The numbers are still significantly lower than during the Obama administration, but after years on the decline, the recent uptick represents a reversal that is taking place across the county.
Detainer usage peaked around 2011 and took a significant dip after 2014, when the Obama administration prioritized for deportation only people who had been convicted of serious or repeated crimes. The decrease played out locally as well. In 2010, the Durham jail received 291 detainer requests, about five times as many as it got in 2015, according to TRAC. Most people held under detainer requests at the Durham jail were originally from Mexico or Central America, while a few were from African countries.
According to TRAC, detainer use was on the rise nationally before Trump was elected, but it's sharply increased since his inauguration. More detainers were issued in July 2017 than in any month since November 2013.

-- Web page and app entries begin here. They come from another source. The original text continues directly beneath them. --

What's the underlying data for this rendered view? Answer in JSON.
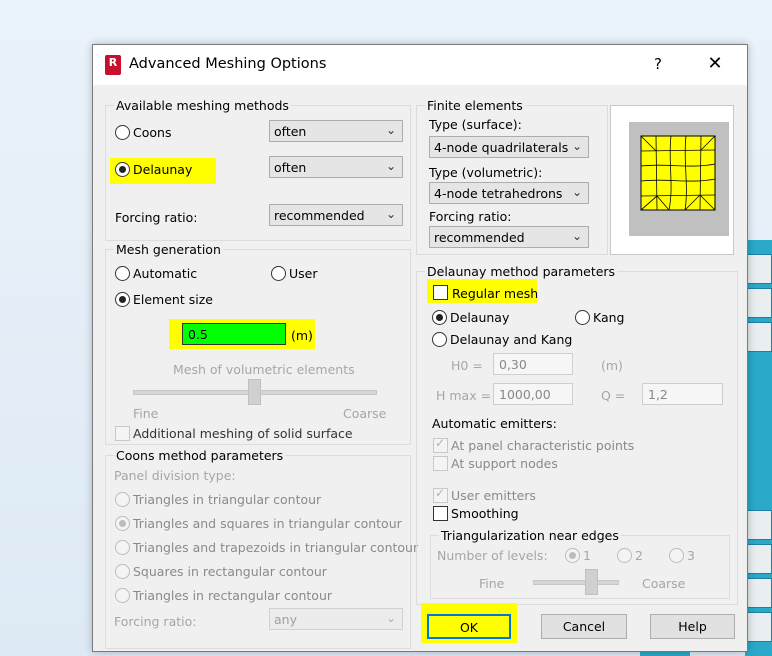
{
  "dialog": {
    "title": "Advanced Meshing Options",
    "app_icon_text": "R",
    "help": "?",
    "close": "✕"
  },
  "available_methods": {
    "title": "Available meshing methods",
    "coons_label": "Coons",
    "coons_value": "often",
    "delaunay_label": "Delaunay",
    "delaunay_value": "often",
    "forcing_label": "Forcing ratio:",
    "forcing_value": "recommended",
    "selected": "Delaunay"
  },
  "mesh_generation": {
    "title": "Mesh generation",
    "automatic_label": "Automatic",
    "user_label": "User",
    "element_size_label": "Element size",
    "element_size_value": "0.5",
    "unit": "(m)",
    "volumetric_label": "Mesh of volumetric elements",
    "fine_label": "Fine",
    "coarse_label": "Coarse",
    "additional_label": "Additional meshing of solid surface",
    "selected": "Element size"
  },
  "coons_params": {
    "title": "Coons method parameters",
    "panel_division_label": "Panel division type:",
    "options": [
      "Triangles in triangular contour",
      "Triangles and squares in triangular contour",
      "Triangles and trapezoids in triangular contour",
      "Squares in rectangular contour",
      "Triangles in rectangular contour"
    ],
    "selected_index": 1,
    "forcing_label": "Forcing ratio:",
    "forcing_value": "any"
  },
  "finite_elements": {
    "title": "Finite elements",
    "type_surface_label": "Type (surface):",
    "type_surface_value": "4-node quadrilaterals",
    "type_volumetric_label": "Type (volumetric):",
    "type_volumetric_value": "4-node tetrahedrons",
    "forcing_label": "Forcing ratio:",
    "forcing_value": "recommended"
  },
  "delaunay_params": {
    "title": "Delaunay method parameters",
    "regular_mesh_label": "Regular mesh",
    "delaunay_label": "Delaunay",
    "kang_label": "Kang",
    "delaunay_kang_label": "Delaunay and Kang",
    "selected": "Delaunay",
    "h0_label": "H0 =",
    "h0_value": "0,30",
    "h0_unit": "(m)",
    "hmax_label": "H max =",
    "hmax_value": "1000,00",
    "q_label": "Q =",
    "q_value": "1,2",
    "auto_emitters_label": "Automatic emitters:",
    "panel_points_label": "At panel characteristic points",
    "support_nodes_label": "At support nodes",
    "user_emitters_label": "User emitters",
    "smoothing_label": "Smoothing",
    "triang_title": "Triangularization near edges",
    "levels_label": "Number of levels:",
    "level_1": "1",
    "level_2": "2",
    "level_3": "3",
    "fine_label": "Fine",
    "coarse_label": "Coarse"
  },
  "buttons": {
    "ok": "OK",
    "cancel": "Cancel",
    "help": "Help"
  },
  "colors": {
    "highlight": "#ffff00",
    "edit_highlight": "#00ff00",
    "mesh_fill": "#ffff00"
  }
}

However, it's unclear how many of those requests result in a person being taken into ICE custody. ICE had previously released that information to TRAC via Freedom of Information Act requests, but under the Trump administration a range of basic details about ICE holds is being withheld. ICE is withholding whether the subjects of detainer requests have a criminal history, their age group, and their most serious past conviction. TRAC is suing for the release of that information.

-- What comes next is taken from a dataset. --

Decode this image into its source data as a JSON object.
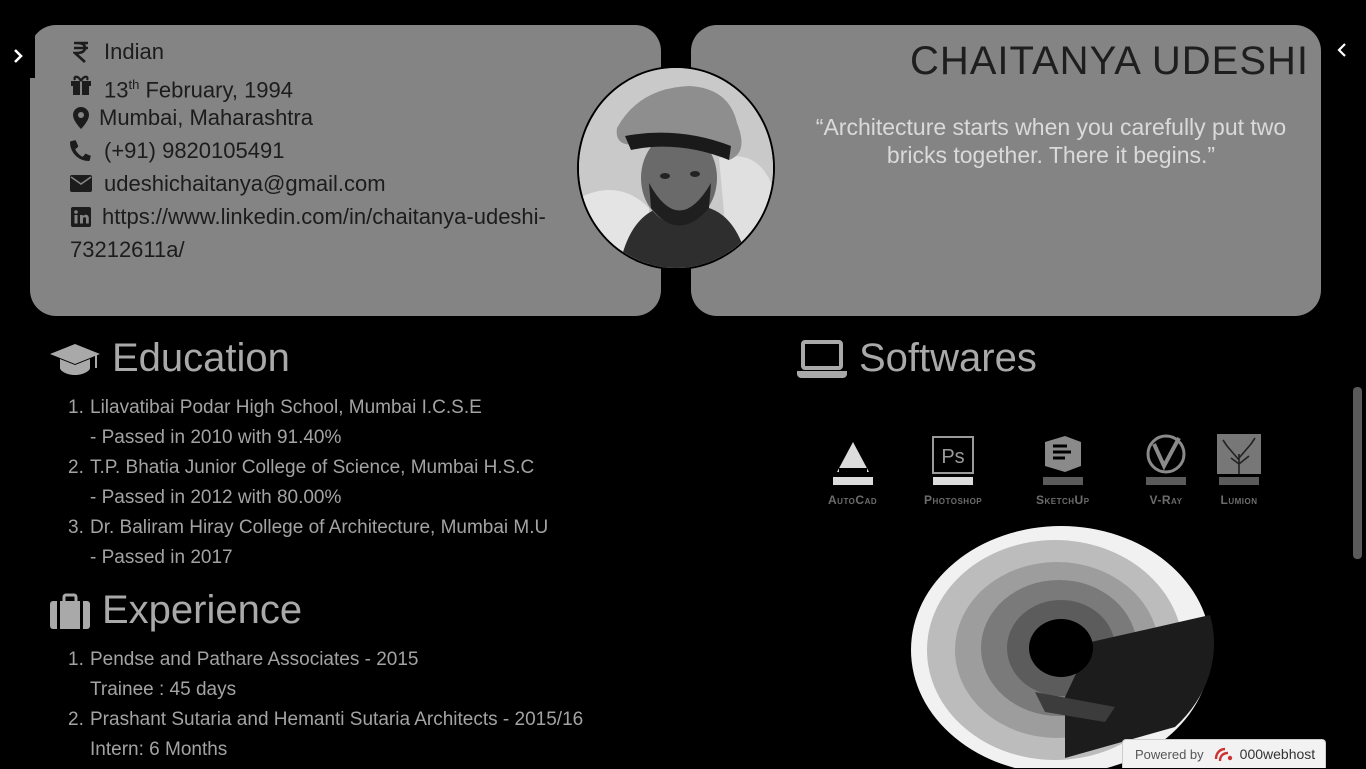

Nitin Goyal, a Durham-based immigration attorney, says he has observed no increase in the number of calls he gets from potential clients with ICE holds at the Durham jail—one about every two weeks. But, he says, "they're always honored."

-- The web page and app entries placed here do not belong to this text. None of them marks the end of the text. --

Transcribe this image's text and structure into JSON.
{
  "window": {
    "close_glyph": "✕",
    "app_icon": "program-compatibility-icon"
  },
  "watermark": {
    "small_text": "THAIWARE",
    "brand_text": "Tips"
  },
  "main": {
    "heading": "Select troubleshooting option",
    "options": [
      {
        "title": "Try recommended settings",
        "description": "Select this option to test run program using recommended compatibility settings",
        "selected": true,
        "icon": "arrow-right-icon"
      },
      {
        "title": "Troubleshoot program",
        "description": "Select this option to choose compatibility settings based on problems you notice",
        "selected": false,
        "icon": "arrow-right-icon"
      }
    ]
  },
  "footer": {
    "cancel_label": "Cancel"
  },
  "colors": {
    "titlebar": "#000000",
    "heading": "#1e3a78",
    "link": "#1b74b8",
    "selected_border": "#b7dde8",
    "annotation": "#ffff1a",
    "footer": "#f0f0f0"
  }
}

"I've never heard of them not being honored," says Goyal, who opened his practice about a year and a half ago. Generally, Goyal says, people are booked in Durham (often for driving while impaired), issued an ICE hold, and taken to Wake County, which takes part in the federal 287(g) program that allows local officials to carry out immigration enforcement. From there, they are quickly moved to the privately run Stewart Detention Center in Georgia, where most immigration detainees from this state are taken. A recent Homeland Security report identified delayed medical care, unhygienic conditions, and misuse of solitary confinement at the facility.
"What Durham needs is to stop honoring these detainer requests," Goyal says. "The city council is passing all these resolutions about helping immigrants and refugees, but they're doing absolutely nothing on the ground to help."
Indeed, Gibbs says "all detainers are honored at the DCDF."
According to Gibbs, when the jail receives a request to hold a detainee, an immigration officer interviews that person and the person is held until he or she is released to ICE, sent to another county, or released by a judge. Gibbs says federal officials do not disclose the reason for the detainer to the Sheriff's Office.
In 2015, of fifty-five detainer requests, thirty-two resulted in the person being released into ICE custody. Thirteen detainees were released to other counties (in which case the ICE hold goes with them), and in ten cases the hold was canceled. The following year, seventy-two detainer requests were issued, forty-nine of which resulted in ICE taking custody. Eleven detainees were transferred to other counties, four holds were canceled, and in eight cases the detainees remain at the Durham jail.
Of the 114 holds issued last year, fifty-seven detainees were released into ICE custody, and another twenty-two were released to other counties. In twenty-seven cases, the subjects of detainer requests are still at the Durham County jail, and in eight cases the detainer request was canceled.
As the INDY reported last summer ["Cut the ICE," June 21], eighteen-year-old Jairo Garcia del Cid was put into removal proceedings after ICE sent a detainer request for him to the Durham jail. Garcia del Cid, who fled gang violence in El Salvador, had been booked at the jail on a larceny charge and was kept there for two days after the district attorney's office dismissed the case.
According to the Executive Office of Immigration Review, Garcia del Cid was ordered removed from the country in November. Ten months after being arrested by Durham police, he is still being held at Stewart Detention Center.